Encore: New musical 'Bhangin' It' centers a competitive college bhangra dancer
ROB SCHMITZ, HOST:
There are musicals about fairy tales, musicals about Founding Fathers and now a musical about one woman's journey through competitive college bhangra dancing. NPR's Hafsa Fathima recently caught up with the show's writers and brought us this story.
(SOUNDBITE OF SONG, "ISHQ KO KAL MEIN KHOJIYE")
ARI AFSAR: (Singing) When I dance, I'm connected. When I dance, I'm here.
HAFSA FATHIMA, BYLINE: That's the sound of "Ishq Ko Kal Mein Khojiye," a song from the new musical "Bhangin' It." It had its first production this spring at the La Jolla Playhouse in San Diego. Bhangra is a Punjabi folk dance from India and Pakistan.
REHANA LEW MIRZA: As time gone on, it has become popularized in the U.S. through these intercollegiate competitions, where they honor the traditions of bhangra, and they put their own American flavor to it.
FATHIMA: That's Rehana Lew Mirza, who co-wrote the book for the musical. She's followed bhangra competitions around the country.
LEW MIRZA: I became obsessed with it shortly after graduating from college. And I would trade writing classes for tickets to bhangra competitions.
FATHIMA: She co-wrote the book with her husband, Mike Lew. Longtime playwrights, this was their first musical. And it explores similar themes they've brought to other plays.
MIKE LEW: Within our plays, there is a real bruising race politics. And, indeed, like, the way that our marriage was formed was from having a lot of conflict over what our responsibilities are as Asian American writers and as both individuals and kind of members of a community.
FATHIMA: Lew is third-generation Chinese American. Lew Mirza is the child of Pakistani and Filipino immigrants. The protagonist of their musical is a mixed-race college student named Mary, who joins her collegiate bhangra team in order to connect with her culture. But when Mary and her team disagree about how much their dancing should keep with tradition or embrace new styles, conflict arises.
LEW: That conflict is a larger sort of meditation on being multigenerational Americans and sort of, how do we hold on to our culture and yet let it evolve?
FATHIMA: Lew and Lew Mirza turned to composer Sam Willmott to write the music and lyrics.

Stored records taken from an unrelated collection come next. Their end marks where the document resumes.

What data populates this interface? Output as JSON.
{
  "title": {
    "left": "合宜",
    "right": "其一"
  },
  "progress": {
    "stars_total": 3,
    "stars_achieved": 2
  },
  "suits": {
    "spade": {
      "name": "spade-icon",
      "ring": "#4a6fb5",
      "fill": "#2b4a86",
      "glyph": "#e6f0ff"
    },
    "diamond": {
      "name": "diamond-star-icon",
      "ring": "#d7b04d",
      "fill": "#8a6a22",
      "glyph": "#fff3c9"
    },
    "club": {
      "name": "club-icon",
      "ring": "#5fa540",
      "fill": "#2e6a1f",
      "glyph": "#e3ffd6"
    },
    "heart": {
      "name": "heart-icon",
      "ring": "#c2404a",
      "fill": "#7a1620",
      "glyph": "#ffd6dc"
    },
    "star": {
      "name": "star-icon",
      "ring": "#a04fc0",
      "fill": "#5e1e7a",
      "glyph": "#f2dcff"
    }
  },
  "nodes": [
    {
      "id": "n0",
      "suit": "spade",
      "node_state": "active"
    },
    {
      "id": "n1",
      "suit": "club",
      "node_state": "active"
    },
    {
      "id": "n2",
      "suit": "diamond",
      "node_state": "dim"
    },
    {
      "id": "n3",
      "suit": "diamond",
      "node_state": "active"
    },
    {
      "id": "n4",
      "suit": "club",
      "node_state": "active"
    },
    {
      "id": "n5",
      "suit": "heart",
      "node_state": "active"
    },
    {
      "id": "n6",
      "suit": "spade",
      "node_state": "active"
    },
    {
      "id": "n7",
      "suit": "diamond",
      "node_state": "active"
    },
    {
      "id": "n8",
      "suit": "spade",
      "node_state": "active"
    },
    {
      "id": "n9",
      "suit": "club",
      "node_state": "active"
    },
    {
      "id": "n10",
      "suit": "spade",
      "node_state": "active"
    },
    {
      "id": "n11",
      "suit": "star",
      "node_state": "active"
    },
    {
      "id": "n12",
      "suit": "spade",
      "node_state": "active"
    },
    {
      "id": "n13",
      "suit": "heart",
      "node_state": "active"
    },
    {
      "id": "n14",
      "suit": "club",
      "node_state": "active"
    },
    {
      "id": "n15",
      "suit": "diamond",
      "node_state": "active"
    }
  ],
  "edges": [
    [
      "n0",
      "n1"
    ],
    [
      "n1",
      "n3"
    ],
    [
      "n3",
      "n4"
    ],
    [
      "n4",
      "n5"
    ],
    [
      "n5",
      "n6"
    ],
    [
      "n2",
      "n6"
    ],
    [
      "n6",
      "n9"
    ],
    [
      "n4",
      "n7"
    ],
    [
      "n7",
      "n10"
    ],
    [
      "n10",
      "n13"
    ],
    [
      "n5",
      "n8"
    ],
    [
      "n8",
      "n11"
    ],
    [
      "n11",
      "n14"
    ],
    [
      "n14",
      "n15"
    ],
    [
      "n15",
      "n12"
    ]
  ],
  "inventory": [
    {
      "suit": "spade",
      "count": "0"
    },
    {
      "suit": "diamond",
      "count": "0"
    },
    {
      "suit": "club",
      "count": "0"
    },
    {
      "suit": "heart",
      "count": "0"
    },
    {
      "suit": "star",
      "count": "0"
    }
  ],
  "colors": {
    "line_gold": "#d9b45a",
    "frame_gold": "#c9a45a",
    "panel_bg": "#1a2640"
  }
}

LEW MIRZA: We wooed him by (laughter) taking him to Basement Bhangra as well and to Big Apple Bhangra competition in Queens. We basically rented a Zipcar and zipped him away (laughter).
FATHIMA: Willmott loves Golden Age musicals that put dance at the heart of storytelling, but writing in the bhangra style was new to him.
(SOUNDBITE OF MUSIC)
SAM WILLMOTT: I think the first thing to do was just to listen, listen, listen, listen. You know, we went to bhangra competitions, but also just, like, broad strokes research.
FATHIMA: Over time, they added other styles of music - poetic recitations from India and Pakistan called ghazals, Bollywood numbers, and, of course, pop music. Willmott says it was important to give the music cultural depth and scope, so they brought in Indian classical musician Deep Singh to co-orchestrate.
DEEP SINGH: There's a moment where we go from, like, ghazal - but there's still a theater aspect to it. But then we go, like, suddenly into this classical world with tanpura and lira and classical tabla playing, and then we go back into theater again. It's the coolest thing ever to hear.
FATHIMA: Hafsa Fathima, NPR News.
(SOUNDBITE OF MUSIC)
SCHMITZ: The show has closed in La Jolla and heads to Boston later this year.
(SOUNDBITE OF MUSIC) Transcript provided by NPR, Copyright NPR.